Remember us. It’s a simple enough request. Or is it? Recently through my experiences in the anatomy lab, I’ve learned that it is so easy to lose sight of the human part in medicine (i.e. treating patients as people and not just problems to solve). Reflecting upon my time in the lab with our cadavers, I penned this poem for the Class of 2018’s Gift of Body Ceremony, which was a time where our whole class took a moment to truly appreciate the gift our donors have given us. I hope I can continue to remember the message behind these words.
“Remember Us. For we too have lived, loved, and laughed.”
This request—this command—I find it a curious epitaph

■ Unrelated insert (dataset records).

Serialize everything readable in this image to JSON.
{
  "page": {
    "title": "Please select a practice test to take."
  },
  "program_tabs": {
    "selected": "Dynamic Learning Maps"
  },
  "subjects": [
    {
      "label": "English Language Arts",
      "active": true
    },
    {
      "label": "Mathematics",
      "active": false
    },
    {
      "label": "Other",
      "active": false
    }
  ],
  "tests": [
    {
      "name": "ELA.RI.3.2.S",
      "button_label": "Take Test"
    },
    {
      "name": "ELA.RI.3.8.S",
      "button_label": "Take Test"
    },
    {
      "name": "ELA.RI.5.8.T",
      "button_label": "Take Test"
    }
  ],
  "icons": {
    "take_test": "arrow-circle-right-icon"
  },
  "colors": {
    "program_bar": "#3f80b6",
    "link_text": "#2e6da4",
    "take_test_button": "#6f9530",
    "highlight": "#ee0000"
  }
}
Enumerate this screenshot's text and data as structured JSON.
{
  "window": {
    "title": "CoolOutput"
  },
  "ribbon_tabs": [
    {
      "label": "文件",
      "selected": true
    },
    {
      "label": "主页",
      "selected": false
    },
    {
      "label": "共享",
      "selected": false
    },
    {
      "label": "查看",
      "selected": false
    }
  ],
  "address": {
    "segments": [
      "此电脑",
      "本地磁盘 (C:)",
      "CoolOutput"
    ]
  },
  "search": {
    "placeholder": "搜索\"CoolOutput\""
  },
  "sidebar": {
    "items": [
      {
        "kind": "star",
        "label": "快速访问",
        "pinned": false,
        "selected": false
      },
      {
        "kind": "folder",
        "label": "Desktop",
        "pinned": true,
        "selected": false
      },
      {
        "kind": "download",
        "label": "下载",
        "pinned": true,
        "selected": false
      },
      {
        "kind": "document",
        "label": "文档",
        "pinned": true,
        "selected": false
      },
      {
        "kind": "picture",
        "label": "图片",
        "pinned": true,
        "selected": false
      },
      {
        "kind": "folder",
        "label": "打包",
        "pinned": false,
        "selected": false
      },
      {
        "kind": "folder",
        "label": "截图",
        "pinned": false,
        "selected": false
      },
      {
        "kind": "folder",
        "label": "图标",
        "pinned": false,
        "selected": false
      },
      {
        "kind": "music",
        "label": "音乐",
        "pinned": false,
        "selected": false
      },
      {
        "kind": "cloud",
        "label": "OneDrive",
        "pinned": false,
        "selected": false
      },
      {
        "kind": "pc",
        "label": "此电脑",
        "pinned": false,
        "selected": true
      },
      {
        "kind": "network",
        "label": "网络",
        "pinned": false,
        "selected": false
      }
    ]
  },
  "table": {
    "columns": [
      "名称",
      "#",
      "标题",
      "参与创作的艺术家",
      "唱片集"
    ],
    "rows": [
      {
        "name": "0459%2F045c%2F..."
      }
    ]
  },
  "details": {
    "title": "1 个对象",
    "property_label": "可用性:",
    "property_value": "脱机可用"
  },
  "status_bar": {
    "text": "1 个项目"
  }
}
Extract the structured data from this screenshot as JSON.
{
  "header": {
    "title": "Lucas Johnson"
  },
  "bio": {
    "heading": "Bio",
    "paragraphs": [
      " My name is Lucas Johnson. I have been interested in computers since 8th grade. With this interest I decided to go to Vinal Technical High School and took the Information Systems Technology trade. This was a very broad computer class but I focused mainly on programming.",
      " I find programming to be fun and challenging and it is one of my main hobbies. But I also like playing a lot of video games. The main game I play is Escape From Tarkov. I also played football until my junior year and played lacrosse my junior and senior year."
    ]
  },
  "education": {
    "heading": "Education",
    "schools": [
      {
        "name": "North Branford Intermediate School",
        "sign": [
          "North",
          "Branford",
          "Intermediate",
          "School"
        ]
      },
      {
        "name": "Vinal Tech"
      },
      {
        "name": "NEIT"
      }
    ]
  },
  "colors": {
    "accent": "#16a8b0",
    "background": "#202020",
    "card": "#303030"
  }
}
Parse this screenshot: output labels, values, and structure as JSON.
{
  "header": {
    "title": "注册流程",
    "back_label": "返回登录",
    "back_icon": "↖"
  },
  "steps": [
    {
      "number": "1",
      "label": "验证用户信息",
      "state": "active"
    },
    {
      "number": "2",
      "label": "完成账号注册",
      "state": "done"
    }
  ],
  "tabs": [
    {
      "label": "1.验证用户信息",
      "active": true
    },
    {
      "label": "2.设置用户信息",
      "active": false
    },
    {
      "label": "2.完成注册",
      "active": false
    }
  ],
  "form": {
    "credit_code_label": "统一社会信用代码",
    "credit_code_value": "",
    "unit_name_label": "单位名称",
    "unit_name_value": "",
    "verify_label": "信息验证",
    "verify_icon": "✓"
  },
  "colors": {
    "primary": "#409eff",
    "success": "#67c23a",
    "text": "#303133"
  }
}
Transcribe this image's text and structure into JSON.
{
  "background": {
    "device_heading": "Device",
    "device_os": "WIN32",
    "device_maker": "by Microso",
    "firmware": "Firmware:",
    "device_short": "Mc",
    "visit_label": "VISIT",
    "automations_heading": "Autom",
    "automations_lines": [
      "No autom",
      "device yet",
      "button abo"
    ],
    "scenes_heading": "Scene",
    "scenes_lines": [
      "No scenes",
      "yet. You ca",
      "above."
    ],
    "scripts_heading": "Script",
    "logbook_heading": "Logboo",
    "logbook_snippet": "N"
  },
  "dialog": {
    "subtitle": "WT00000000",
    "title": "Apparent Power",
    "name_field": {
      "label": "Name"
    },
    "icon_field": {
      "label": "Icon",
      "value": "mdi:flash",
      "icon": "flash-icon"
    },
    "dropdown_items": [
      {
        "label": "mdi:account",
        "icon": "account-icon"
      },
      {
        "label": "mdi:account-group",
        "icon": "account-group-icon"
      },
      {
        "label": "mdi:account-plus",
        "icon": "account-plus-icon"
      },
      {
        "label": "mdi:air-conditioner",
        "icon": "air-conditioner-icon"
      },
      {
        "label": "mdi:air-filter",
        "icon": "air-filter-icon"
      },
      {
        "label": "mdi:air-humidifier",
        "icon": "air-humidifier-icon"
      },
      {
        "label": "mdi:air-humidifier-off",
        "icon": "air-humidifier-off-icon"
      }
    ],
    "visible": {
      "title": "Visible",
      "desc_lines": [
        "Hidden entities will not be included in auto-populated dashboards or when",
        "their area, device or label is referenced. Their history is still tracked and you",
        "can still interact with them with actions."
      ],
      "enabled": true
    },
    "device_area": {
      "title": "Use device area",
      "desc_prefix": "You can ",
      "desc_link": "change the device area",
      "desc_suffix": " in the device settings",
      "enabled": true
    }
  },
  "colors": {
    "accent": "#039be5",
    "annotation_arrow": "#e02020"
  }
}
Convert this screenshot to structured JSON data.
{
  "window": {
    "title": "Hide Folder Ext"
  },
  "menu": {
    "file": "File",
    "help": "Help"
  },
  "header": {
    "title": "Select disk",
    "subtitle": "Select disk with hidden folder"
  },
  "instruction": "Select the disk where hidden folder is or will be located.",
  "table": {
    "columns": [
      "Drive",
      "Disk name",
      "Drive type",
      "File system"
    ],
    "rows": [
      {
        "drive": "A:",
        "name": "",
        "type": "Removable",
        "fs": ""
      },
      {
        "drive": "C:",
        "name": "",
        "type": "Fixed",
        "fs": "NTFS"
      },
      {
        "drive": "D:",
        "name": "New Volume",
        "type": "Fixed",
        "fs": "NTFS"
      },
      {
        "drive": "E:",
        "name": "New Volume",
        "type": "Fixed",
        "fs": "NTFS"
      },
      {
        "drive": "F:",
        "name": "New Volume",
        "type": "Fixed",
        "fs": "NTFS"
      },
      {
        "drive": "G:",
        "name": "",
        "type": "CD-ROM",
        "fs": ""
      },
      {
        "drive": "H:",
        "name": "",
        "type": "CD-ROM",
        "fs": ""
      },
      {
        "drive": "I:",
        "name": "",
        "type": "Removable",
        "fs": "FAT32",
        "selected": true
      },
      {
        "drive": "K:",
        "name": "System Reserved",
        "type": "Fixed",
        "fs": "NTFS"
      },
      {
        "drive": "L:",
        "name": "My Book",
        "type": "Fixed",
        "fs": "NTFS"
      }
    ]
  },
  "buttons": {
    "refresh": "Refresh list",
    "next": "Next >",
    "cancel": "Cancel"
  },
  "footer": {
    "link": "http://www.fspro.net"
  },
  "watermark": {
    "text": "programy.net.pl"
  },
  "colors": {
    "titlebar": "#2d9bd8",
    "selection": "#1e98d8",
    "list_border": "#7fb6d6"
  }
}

That the one who lies beneath it would—with his last breath—
Pen these words above his head to memorialize his death.
The size of the stone is enormous, the thing must have cost a fortune
And so I’d expect a whole life story, reveling in his great deeds and glory,
But what I read is much more boring. Just these ten words, and nothing more. Continue Reading →
Guest Post: On occasion, we accept guest submissions to the blog. Today’s post was written and submitted by the USCSOMG Office of Admissions.
This is the special time of year when future physicians are considering the right school to pursue their medical education. We, the USC School of Medicine Greenville Admissions team, are excited you are considering our school’s one-of-a-kind program.
Our team is dedicated to making the application and admissions process, which could seem daunting, as straightforward as possible. In fact, in today’s post, we hope to provide some useful information about USCSOMG’s entire process. Continue Reading →